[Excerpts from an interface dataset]
::::::::::

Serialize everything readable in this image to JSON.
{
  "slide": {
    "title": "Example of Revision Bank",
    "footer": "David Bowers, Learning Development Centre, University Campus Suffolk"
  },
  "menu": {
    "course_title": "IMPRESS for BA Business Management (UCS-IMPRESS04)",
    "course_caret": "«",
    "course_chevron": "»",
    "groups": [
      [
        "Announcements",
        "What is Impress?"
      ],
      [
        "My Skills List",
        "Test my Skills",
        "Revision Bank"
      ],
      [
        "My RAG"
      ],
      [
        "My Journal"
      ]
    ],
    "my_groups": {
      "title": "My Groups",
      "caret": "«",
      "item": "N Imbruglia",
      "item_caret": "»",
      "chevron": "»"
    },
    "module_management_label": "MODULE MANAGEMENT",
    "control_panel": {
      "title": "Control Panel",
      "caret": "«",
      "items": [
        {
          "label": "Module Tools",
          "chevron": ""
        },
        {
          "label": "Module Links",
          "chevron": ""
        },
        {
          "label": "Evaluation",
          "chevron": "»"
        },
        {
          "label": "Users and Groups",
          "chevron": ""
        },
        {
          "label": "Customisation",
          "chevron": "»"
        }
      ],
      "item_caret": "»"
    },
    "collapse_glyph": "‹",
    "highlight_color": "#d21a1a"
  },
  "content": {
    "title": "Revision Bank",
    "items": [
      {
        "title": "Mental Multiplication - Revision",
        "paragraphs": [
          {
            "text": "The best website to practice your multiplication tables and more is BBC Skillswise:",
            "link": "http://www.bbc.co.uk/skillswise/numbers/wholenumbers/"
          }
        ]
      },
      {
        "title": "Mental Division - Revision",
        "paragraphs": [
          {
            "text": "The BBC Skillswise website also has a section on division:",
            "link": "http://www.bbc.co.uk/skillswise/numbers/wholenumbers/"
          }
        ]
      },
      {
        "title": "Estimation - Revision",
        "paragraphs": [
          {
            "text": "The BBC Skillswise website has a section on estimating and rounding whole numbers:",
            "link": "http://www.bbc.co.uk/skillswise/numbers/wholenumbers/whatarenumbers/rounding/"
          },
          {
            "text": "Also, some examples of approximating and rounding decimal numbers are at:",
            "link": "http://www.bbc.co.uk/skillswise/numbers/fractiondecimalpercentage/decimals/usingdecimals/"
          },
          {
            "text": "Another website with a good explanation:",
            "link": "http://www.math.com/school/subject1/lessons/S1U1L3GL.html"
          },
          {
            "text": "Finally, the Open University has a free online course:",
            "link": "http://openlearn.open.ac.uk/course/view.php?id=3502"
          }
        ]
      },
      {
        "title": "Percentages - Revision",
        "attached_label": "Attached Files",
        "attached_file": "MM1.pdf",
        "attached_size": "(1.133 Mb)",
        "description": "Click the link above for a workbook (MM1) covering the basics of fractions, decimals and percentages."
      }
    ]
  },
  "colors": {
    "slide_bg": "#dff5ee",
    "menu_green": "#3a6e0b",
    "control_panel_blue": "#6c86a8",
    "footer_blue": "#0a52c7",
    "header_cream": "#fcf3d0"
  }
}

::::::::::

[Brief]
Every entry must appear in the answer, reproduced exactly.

[Solution to this task]
Serialize everything readable in this image to JSON.
{
  "slide": {
    "title": "Example of Revision Bank",
    "footer": "David Bowers, Learning Development Centre, University Campus Suffolk"
  },
  "menu": {
    "course_title": "IMPRESS for BA Business Management (UCS-IMPRESS04)",
    "course_caret": "«",
    "course_chevron": "»",
    "groups": [
      [
        "Announcements",
        "What is Impress?"
      ],
      [
        "My Skills List",
        "Test my Skills",
        "Revision Bank"
      ],
      [
        "My RAG"
      ],
      [
        "My Journal"
      ]
    ],
    "my_groups": {
      "title": "My Groups",
      "caret": "«",
      "item": "N Imbruglia",
      "item_caret": "»",
      "chevron": "»"
    },
    "module_management_label": "MODULE MANAGEMENT",
    "control_panel": {
      "title": "Control Panel",
      "caret": "«",
      "items": [
        {
          "label": "Module Tools",
          "chevron": ""
        },
        {
          "label": "Module Links",
          "chevron": ""
        },
        {
          "label": "Evaluation",
          "chevron": "»"
        },
        {
          "label": "Users and Groups",
          "chevron": ""
        },
        {
          "label": "Customisation",
          "chevron": "»"
        }
      ],
      "item_caret": "»"
    },
    "collapse_glyph": "‹",
    "highlight_color": "#d21a1a"
  },
  "content": {
    "title": "Revision Bank",
    "items": [
      {
        "title": "Mental Multiplication - Revision",
        "paragraphs": [
          {
            "text": "The best website to practice your multiplication tables and more is BBC Skillswise:",
            "link": "http://www.bbc.co.uk/skillswise/numbers/wholenumbers/"
          }
        ]
      },
      {
        "title": "Mental Division - Revision",
        "paragraphs": [
          {
            "text": "The BBC Skillswise website also has a section on division:",
            "link": "http://www.bbc.co.uk/skillswise/numbers/wholenumbers/"
          }
        ]
      },
      {
        "title": "Estimation - Revision",
        "paragraphs": [
          {
            "text": "The BBC Skillswise website has a section on estimating and rounding whole numbers:",
            "link": "http://www.bbc.co.uk/skillswise/numbers/wholenumbers/whatarenumbers/rounding/"
          },
          {
            "text": "Also, some examples of approximating and rounding decimal numbers are at:",
            "link": "http://www.bbc.co.uk/skillswise/numbers/fractiondecimalpercentage/decimals/usingdecimals/"
          },
          {
            "text": "Another website with a good explanation:",
            "link": "http://www.math.com/school/subject1/lessons/S1U1L3GL.html"
          },
          {
            "text": "Finally, the Open University has a free online course:",
            "link": "http://openlearn.open.ac.uk/course/view.php?id=3502"
          }
        ]
      },
      {
        "title": "Percentages - Revision",
        "attached_label": "Attached Files",
        "attached_file": "MM1.pdf",
        "attached_size": "(1.133 Mb)",
        "description": "Click the link above for a workbook (MM1) covering the basics of fractions, decimals and percentages."
      }
    ]
  },
  "colors": {
    "slide_bg": "#dff5ee",
    "menu_green": "#3a6e0b",
    "control_panel_blue": "#6c86a8",
    "footer_blue": "#0a52c7",
    "header_cream": "#fcf3d0"
  }
}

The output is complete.